#### The input

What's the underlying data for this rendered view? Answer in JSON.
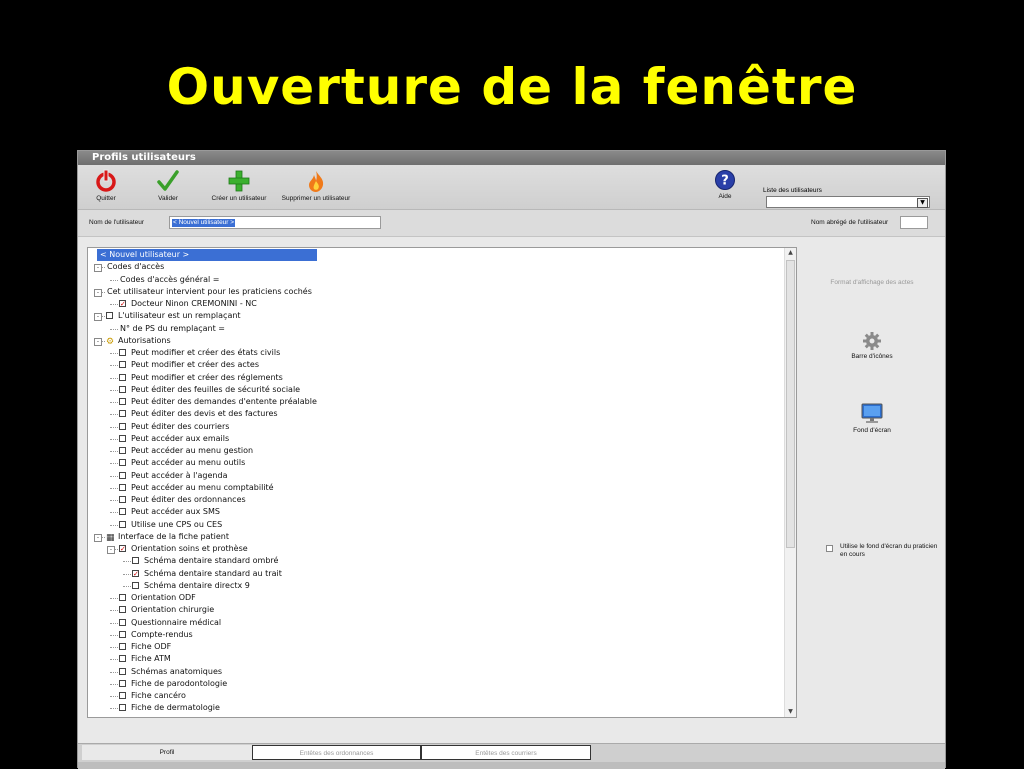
{
  "slide_title": "Ouverture de la fenêtre",
  "window": {
    "title": "Profils utilisateurs",
    "toolbar": {
      "quit": "Quitter",
      "validate": "Valider",
      "create_user": "Créer un utilisateur",
      "delete_user": "Supprimer un utilisateur",
      "help": "Aide",
      "user_list_label": "Liste des utilisateurs",
      "user_list_value": ""
    },
    "name_bar": {
      "username_label": "Nom de l'utilisateur",
      "username_value": "< Nouvel utilisateur >",
      "short_name_label": "Nom abrégé de l'utilisateur",
      "short_name_value": ""
    },
    "tree": [
      {
        "label": "< Nouvel utilisateur >",
        "level": 0,
        "selected": true
      },
      {
        "label": "Codes d'accès",
        "level": 0,
        "expander": "-"
      },
      {
        "label": "Codes d'accès général =",
        "level": 1
      },
      {
        "label": "Cet utilisateur intervient pour les praticiens cochés",
        "level": 0,
        "expander": "-"
      },
      {
        "label": "Docteur Ninon CREMONINI - NC",
        "level": 1,
        "checked": true
      },
      {
        "label": "L'utilisateur est un remplaçant",
        "level": 0,
        "expander": "-",
        "checked": false
      },
      {
        "label": "N° de PS du remplaçant =",
        "level": 1
      },
      {
        "label": "Autorisations",
        "level": 0,
        "expander": "-",
        "icon": "key-gear"
      },
      {
        "label": "Peut modifier et créer des états civils",
        "level": 1,
        "checked": false
      },
      {
        "label": "Peut modifier et créer des actes",
        "level": 1,
        "checked": false
      },
      {
        "label": "Peut modifier et créer des réglements",
        "level": 1,
        "checked": false
      },
      {
        "label": "Peut éditer des feuilles de sécurité sociale",
        "level": 1,
        "checked": false
      },
      {
        "label": "Peut éditer des demandes d'entente préalable",
        "level": 1,
        "checked": false
      },
      {
        "label": "Peut éditer des devis et des factures",
        "level": 1,
        "checked": false
      },
      {
        "label": "Peut éditer des courriers",
        "level": 1,
        "checked": false
      },
      {
        "label": "Peut accéder aux emails",
        "level": 1,
        "checked": false
      },
      {
        "label": "Peut accéder au menu gestion",
        "level": 1,
        "checked": false
      },
      {
        "label": "Peut accéder au menu outils",
        "level": 1,
        "checked": false
      },
      {
        "label": "Peut accéder à l'agenda",
        "level": 1,
        "checked": false
      },
      {
        "label": "Peut accéder au menu comptabilité",
        "level": 1,
        "checked": false
      },
      {
        "label": "Peut éditer des ordonnances",
        "level": 1,
        "checked": false
      },
      {
        "label": "Peut accéder aux SMS",
        "level": 1,
        "checked": false
      },
      {
        "label": "Utilise une CPS ou CES",
        "level": 1,
        "checked": false
      },
      {
        "label": "Interface de la fiche patient",
        "level": 0,
        "expander": "-",
        "icon": "patient-card"
      },
      {
        "label": "Orientation soins et prothèse",
        "level": 1,
        "expander": "-",
        "checked": true
      },
      {
        "label": "Schéma dentaire standard ombré",
        "level": 2,
        "checked": false
      },
      {
        "label": "Schéma dentaire standard au trait",
        "level": 2,
        "checked": true
      },
      {
        "label": "Schéma dentaire directx 9",
        "level": 2,
        "checked": false
      },
      {
        "label": "Orientation ODF",
        "level": 1,
        "checked": false
      },
      {
        "label": "Orientation chirurgie",
        "level": 1,
        "checked": false
      },
      {
        "label": "Questionnaire médical",
        "level": 1,
        "checked": false
      },
      {
        "label": "Compte-rendus",
        "level": 1,
        "checked": false
      },
      {
        "label": "Fiche ODF",
        "level": 1,
        "checked": false
      },
      {
        "label": "Fiche ATM",
        "level": 1,
        "checked": false
      },
      {
        "label": "Schémas anatomiques",
        "level": 1,
        "checked": false
      },
      {
        "label": "Fiche de parodontologie",
        "level": 1,
        "checked": false
      },
      {
        "label": "Fiche cancéro",
        "level": 1,
        "checked": false
      },
      {
        "label": "Fiche de dermatologie",
        "level": 1,
        "checked": false
      }
    ],
    "side_panel": {
      "display_format": "Format d'affichage des actes",
      "icon_bar": "Barre d'icônes",
      "wallpaper": "Fond d'écran",
      "use_practitioner_wallpaper": "Utilise le fond d'écran du praticien en cours"
    },
    "tabs": [
      {
        "label": "Profil",
        "active": true
      },
      {
        "label": "Entêtes des ordonnances",
        "active": false
      },
      {
        "label": "Entêtes des courriers",
        "active": false
      }
    ]
  },
  "colors": {
    "title_yellow": "#ffff00",
    "selection_blue": "#3b6fd4",
    "check_red": "#d00000"
  }
}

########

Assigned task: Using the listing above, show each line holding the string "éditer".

Exercise result:
        "label": "Peut éditer des feuilles de sécurité sociale",
        "label": "Peut éditer des demandes d'entente préalable",
        "label": "Peut éditer des devis et des factures",
        "label": "Peut éditer des courriers",
        "label": "Peut éditer des ordonnances",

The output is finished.